(But not enough Hugh Grant.)
"Curtis' patented ace, Hugh Grant, elevates Love Actually every time he's onscreen, which is not often enough in this overcrowded ensemble piece. As the bachelor prime minister, Grant further hones his impeccable comic timing and outshines a star-laden cast that includes Emma Thompson, Liam Neeson and Laura Linney. Much the way George Clooney has, Grant has matured into a bona fide movie idol before our eyes. The fluttery fop of 1994's Four Weddings has become a commanding but still self-effacing presence able to draw laughs with the slightest double take. Or in this case, shake of his tush." —Carla Meyer, SF Chronicle
That doesn't matter, because it’s totally sexist.
"If you were an alien watching Love, Actually, you would come to the conclusion that what human British men really, really want are hot chicks who fetch them tea, put up with their dalliances, and don’t speak English." —Mary Elizabeth Williams, Salon
And so syrupy.
"The film’s surplus of saccharine, however, will probably give pause to theater owners. After all, why would anyone watching this movie bother going to the concession stand for sweets?" —Peter Rainer, New York
But it's so unrealistic, love-wise.
"Love Actually pioneers an alternative approach, the revolutionary idea that there really are no obstacles: The primary hindrance to romantic fulfillment is merely the fear of declaring one's love. As soon as the characters in the film find the courage to say "I love you," their romantic journeys are essentially over and they go straight to the happily-ever-afters. The idea that there could be any consequences or complications associated with, say, the prime minister of England shacking up with a domestic staffer half his age, or with a cosmopolitan English writer wedding a provincial Portuguese domestic with whom he has not shared a word of common language are of no concern to Love Actually. The word is the deed: By speaking love, the characters realize it." —Christopher Orr, Atlantic
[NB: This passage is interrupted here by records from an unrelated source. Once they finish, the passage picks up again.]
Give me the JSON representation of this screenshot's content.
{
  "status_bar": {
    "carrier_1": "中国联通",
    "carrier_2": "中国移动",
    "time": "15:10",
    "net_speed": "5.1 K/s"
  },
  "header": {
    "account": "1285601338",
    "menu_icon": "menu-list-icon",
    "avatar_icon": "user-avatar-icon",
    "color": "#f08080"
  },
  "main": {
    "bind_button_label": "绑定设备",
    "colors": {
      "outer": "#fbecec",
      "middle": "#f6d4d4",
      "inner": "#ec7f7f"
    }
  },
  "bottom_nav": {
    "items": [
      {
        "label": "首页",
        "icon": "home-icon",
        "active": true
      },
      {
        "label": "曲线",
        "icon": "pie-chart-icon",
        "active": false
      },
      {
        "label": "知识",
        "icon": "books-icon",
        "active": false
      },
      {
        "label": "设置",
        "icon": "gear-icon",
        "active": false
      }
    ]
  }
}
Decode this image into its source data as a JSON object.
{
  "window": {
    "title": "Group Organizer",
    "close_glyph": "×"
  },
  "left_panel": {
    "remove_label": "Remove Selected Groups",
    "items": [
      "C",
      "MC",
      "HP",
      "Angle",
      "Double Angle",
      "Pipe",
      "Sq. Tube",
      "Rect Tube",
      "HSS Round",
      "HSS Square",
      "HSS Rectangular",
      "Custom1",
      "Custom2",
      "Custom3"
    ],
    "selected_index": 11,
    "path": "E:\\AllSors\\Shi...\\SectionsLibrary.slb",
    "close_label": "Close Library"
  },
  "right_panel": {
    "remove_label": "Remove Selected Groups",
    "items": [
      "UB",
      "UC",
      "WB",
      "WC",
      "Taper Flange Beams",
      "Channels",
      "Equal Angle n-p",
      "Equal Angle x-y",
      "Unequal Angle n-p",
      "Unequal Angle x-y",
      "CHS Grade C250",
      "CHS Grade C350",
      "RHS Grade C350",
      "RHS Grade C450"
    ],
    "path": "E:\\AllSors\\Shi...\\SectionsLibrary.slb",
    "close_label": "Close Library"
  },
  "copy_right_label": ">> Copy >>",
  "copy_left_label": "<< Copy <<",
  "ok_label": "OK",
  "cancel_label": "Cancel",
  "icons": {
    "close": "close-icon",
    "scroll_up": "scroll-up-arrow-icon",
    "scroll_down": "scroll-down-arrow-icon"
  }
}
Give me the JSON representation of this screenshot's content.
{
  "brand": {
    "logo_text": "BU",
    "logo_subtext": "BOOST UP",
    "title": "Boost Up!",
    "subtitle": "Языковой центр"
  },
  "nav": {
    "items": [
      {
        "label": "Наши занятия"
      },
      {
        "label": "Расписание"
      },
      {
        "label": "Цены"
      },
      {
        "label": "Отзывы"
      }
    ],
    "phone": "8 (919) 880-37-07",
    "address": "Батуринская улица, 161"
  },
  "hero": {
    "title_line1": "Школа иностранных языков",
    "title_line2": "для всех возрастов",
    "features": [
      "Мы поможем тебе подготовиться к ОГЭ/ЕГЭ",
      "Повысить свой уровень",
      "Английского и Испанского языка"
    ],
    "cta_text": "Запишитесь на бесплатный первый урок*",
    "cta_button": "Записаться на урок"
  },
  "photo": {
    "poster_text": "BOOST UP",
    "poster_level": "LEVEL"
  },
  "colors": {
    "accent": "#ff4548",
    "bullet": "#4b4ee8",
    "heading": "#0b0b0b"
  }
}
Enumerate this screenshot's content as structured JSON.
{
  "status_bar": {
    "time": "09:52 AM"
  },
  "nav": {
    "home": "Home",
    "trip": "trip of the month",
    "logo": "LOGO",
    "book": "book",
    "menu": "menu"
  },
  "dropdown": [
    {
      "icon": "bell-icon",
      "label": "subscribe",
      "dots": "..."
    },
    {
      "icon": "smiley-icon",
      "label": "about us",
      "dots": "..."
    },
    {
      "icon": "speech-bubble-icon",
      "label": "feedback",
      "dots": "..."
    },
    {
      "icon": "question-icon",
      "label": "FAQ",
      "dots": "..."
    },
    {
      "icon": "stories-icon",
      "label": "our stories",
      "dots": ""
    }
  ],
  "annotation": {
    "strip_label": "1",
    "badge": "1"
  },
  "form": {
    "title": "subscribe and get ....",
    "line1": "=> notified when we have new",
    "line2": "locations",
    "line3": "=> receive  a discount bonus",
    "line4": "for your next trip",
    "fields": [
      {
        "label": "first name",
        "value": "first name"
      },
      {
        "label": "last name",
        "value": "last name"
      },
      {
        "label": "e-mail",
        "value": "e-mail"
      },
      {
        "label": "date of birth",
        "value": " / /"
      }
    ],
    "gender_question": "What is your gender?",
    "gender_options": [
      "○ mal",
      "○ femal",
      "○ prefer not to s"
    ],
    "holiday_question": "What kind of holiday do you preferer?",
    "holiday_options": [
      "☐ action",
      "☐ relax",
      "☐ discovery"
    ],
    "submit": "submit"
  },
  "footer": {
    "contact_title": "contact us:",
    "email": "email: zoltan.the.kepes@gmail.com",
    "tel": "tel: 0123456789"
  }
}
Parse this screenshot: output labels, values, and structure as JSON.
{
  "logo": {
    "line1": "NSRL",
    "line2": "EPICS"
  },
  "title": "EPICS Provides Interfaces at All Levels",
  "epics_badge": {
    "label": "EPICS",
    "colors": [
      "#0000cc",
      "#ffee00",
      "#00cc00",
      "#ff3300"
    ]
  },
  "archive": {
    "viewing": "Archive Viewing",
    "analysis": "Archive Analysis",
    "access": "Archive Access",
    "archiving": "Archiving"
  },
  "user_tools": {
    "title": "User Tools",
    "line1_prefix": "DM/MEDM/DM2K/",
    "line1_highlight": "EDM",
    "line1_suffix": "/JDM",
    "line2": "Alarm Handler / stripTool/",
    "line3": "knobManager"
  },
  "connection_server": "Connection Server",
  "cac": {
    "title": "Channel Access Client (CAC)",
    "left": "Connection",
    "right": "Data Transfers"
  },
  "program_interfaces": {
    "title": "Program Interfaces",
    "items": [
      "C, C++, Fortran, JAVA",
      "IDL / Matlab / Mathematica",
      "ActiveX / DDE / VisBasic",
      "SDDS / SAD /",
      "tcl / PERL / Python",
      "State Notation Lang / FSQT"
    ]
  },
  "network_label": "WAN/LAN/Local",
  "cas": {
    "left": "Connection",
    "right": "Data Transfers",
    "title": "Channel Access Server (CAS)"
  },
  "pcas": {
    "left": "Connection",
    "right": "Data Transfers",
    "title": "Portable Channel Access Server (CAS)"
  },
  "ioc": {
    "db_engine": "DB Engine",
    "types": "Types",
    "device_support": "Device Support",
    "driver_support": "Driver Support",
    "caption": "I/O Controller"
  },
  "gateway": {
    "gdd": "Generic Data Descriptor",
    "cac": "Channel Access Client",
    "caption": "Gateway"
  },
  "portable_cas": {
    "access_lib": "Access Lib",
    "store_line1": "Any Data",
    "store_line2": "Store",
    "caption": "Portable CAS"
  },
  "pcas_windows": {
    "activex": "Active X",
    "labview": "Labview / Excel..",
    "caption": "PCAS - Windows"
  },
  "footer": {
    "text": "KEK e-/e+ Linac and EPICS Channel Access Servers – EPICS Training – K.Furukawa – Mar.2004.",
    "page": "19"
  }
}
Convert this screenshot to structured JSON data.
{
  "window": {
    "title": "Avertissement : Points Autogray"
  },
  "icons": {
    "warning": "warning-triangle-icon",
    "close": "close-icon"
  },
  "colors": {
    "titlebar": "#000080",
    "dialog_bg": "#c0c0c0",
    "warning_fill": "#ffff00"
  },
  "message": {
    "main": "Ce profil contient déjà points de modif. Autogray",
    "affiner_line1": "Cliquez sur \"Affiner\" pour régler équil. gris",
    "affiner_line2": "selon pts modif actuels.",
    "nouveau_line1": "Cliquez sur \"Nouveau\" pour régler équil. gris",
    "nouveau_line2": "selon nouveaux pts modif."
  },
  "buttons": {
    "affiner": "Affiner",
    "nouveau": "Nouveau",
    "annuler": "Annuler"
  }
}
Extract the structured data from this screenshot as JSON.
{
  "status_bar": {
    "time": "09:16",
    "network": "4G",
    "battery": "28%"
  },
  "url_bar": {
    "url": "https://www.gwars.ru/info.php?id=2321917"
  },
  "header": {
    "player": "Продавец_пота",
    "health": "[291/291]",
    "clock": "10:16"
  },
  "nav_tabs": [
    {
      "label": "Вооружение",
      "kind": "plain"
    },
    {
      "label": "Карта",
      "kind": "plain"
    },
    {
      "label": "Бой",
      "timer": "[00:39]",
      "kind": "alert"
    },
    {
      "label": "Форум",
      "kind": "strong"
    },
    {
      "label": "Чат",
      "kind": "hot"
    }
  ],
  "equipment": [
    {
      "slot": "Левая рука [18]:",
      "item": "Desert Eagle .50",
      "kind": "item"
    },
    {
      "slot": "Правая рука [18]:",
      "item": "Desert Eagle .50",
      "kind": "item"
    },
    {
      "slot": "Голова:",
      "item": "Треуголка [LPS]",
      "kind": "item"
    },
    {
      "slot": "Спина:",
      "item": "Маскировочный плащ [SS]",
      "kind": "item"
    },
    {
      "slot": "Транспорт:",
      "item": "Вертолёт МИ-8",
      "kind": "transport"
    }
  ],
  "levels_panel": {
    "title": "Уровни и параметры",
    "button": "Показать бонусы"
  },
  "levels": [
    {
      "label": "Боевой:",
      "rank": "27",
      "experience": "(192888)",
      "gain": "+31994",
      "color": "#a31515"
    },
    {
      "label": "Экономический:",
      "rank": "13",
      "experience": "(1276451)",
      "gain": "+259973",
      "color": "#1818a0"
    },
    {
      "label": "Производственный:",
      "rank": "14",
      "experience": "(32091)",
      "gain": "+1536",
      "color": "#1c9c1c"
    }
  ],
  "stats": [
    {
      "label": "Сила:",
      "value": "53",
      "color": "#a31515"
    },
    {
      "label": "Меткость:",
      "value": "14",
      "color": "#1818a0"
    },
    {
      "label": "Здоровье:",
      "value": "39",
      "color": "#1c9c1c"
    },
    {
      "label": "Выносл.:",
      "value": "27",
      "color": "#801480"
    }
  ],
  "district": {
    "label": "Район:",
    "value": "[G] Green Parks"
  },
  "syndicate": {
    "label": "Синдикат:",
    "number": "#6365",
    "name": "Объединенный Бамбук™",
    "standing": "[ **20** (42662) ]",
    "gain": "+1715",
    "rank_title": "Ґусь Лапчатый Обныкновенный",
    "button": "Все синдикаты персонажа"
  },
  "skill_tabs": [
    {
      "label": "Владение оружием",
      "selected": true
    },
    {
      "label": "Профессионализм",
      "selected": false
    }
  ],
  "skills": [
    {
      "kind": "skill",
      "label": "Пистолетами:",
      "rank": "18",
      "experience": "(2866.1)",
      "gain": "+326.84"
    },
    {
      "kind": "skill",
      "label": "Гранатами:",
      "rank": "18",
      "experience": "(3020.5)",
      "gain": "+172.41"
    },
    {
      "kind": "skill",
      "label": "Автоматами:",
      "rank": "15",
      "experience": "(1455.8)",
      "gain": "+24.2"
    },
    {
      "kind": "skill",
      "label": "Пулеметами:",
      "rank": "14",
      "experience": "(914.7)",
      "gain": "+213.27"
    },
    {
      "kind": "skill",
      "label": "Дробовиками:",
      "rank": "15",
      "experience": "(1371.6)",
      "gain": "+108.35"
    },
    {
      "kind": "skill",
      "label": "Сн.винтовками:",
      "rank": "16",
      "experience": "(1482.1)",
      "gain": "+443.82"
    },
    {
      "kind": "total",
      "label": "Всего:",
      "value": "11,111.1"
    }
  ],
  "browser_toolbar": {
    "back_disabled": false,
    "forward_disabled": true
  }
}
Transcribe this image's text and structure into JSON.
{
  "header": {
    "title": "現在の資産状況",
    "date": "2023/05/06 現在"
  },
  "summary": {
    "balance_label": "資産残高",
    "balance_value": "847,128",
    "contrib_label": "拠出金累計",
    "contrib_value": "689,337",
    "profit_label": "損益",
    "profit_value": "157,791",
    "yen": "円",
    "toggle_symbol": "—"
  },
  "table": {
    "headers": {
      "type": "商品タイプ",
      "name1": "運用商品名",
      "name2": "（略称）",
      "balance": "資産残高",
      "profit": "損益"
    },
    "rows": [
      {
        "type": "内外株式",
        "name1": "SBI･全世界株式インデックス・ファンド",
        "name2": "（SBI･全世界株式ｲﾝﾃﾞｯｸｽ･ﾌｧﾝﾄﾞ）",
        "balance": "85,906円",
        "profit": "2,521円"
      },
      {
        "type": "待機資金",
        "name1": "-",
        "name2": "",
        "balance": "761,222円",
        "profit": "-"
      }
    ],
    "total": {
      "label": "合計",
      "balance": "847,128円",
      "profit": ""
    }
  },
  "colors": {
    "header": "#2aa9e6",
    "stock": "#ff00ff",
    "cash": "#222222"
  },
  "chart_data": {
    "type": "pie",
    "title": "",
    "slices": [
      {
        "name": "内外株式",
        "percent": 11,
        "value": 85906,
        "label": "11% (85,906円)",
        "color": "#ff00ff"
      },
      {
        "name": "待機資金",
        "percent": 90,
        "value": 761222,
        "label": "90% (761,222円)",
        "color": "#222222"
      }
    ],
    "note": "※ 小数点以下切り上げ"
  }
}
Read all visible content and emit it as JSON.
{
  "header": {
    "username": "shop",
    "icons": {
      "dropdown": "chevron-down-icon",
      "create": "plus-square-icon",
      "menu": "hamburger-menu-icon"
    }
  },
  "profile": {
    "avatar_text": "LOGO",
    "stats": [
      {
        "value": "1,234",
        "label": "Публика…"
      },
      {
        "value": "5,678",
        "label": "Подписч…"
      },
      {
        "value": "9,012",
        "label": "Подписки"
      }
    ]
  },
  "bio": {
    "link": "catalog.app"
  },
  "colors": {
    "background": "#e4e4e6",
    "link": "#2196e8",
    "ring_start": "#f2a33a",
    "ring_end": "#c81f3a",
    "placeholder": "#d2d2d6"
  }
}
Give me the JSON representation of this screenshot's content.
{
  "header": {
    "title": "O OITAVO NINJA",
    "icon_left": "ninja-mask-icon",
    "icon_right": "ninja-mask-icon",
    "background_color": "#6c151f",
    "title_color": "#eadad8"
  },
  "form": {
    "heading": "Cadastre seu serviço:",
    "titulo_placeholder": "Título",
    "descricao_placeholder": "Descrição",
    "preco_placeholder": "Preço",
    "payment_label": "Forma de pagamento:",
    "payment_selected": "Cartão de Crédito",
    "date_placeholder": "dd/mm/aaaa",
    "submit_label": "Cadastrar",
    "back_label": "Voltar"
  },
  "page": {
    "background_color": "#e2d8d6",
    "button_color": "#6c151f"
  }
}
And not even as good as Richard Curtis's other stuff!
"As he proved in his scripts for Four Weddings and a Funeral (1994), Notting Hill (1999), and Bridget Jones's Diary (2001), Curtis is happiest in a universe of sudden extroverts: of men and women who blurt out how they really feel, then freeze in mortification, then stammer on, cursing themselves when it's over for being such asses. Then they go out and make still more embarrassing declarations—which is why we love them, especially when it's all in the name of love." —David Edelstein, Slate
Okay, we all agree that it's shameless, but it works.
"But Curtis gets greedy in his directorial debut: Love Actually shamelessly compresses eight or nine sure-fire hits into one booming ode to amour, and double-shamelessly sets the whole thing at Christmas. On bended knee, offering two dozen red roses, a heart-shaped box of chocolates, and a moonlit carriage ride around Central Park, Curtis makes such a naked, desperate appeal for affection that it's hard not to warm to the gesture." —Scott Tobias, A.V. Club